[Opening Data extract section]

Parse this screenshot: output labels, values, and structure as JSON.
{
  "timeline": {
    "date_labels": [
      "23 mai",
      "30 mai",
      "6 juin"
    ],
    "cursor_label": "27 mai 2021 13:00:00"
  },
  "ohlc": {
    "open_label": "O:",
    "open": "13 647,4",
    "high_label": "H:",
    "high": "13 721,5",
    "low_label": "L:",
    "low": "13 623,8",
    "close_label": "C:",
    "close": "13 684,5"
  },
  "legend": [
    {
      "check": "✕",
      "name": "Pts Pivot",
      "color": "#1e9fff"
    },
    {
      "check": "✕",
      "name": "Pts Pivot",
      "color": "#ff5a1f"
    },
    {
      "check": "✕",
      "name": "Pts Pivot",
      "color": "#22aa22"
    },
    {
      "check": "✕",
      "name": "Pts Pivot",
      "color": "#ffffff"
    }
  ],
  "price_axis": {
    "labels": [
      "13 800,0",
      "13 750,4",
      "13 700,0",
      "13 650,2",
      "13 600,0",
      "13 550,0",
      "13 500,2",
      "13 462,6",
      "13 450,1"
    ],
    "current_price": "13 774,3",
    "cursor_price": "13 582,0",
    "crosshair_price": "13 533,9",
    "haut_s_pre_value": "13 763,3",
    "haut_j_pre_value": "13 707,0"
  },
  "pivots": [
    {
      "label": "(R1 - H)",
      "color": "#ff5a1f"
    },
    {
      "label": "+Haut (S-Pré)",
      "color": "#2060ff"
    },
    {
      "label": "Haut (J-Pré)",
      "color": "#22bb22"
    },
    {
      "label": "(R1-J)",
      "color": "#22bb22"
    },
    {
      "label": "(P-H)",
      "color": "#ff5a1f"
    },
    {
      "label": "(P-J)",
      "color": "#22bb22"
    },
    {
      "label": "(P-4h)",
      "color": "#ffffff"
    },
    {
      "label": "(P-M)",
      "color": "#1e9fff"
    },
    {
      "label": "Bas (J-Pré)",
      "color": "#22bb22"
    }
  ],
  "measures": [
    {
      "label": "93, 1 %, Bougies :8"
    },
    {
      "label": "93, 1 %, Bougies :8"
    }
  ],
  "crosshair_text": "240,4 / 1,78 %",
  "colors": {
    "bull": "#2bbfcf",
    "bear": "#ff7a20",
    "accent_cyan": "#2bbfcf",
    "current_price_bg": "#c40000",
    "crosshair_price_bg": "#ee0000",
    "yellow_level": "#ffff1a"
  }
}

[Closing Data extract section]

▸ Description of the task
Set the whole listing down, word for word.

▸ Answer to the exercise
Parse this screenshot: output labels, values, and structure as JSON.
{
  "timeline": {
    "date_labels": [
      "23 mai",
      "30 mai",
      "6 juin"
    ],
    "cursor_label": "27 mai 2021 13:00:00"
  },
  "ohlc": {
    "open_label": "O:",
    "open": "13 647,4",
    "high_label": "H:",
    "high": "13 721,5",
    "low_label": "L:",
    "low": "13 623,8",
    "close_label": "C:",
    "close": "13 684,5"
  },
  "legend": [
    {
      "check": "✕",
      "name": "Pts Pivot",
      "color": "#1e9fff"
    },
    {
      "check": "✕",
      "name": "Pts Pivot",
      "color": "#ff5a1f"
    },
    {
      "check": "✕",
      "name": "Pts Pivot",
      "color": "#22aa22"
    },
    {
      "check": "✕",
      "name": "Pts Pivot",
      "color": "#ffffff"
    }
  ],
  "price_axis": {
    "labels": [
      "13 800,0",
      "13 750,4",
      "13 700,0",
      "13 650,2",
      "13 600,0",
      "13 550,0",
      "13 500,2",
      "13 462,6",
      "13 450,1"
    ],
    "current_price": "13 774,3",
    "cursor_price": "13 582,0",
    "crosshair_price": "13 533,9",
    "haut_s_pre_value": "13 763,3",
    "haut_j_pre_value": "13 707,0"
  },
  "pivots": [
    {
      "label": "(R1 - H)",
      "color": "#ff5a1f"
    },
    {
      "label": "+Haut (S-Pré)",
      "color": "#2060ff"
    },
    {
      "label": "Haut (J-Pré)",
      "color": "#22bb22"
    },
    {
      "label": "(R1-J)",
      "color": "#22bb22"
    },
    {
      "label": "(P-H)",
      "color": "#ff5a1f"
    },
    {
      "label": "(P-J)",
      "color": "#22bb22"
    },
    {
      "label": "(P-4h)",
      "color": "#ffffff"
    },
    {
      "label": "(P-M)",
      "color": "#1e9fff"
    },
    {
      "label": "Bas (J-Pré)",
      "color": "#22bb22"
    }
  ],
  "measures": [
    {
      "label": "93, 1 %, Bougies :8"
    },
    {
      "label": "93, 1 %, Bougies :8"
    }
  ],
  "crosshair_text": "240,4 / 1,78 %",
  "colors": {
    "bull": "#2bbfcf",
    "bear": "#ff7a20",
    "accent_cyan": "#2bbfcf",
    "current_price_bg": "#c40000",
    "crosshair_price_bg": "#ee0000",
    "yellow_level": "#ffff1a"
  }
}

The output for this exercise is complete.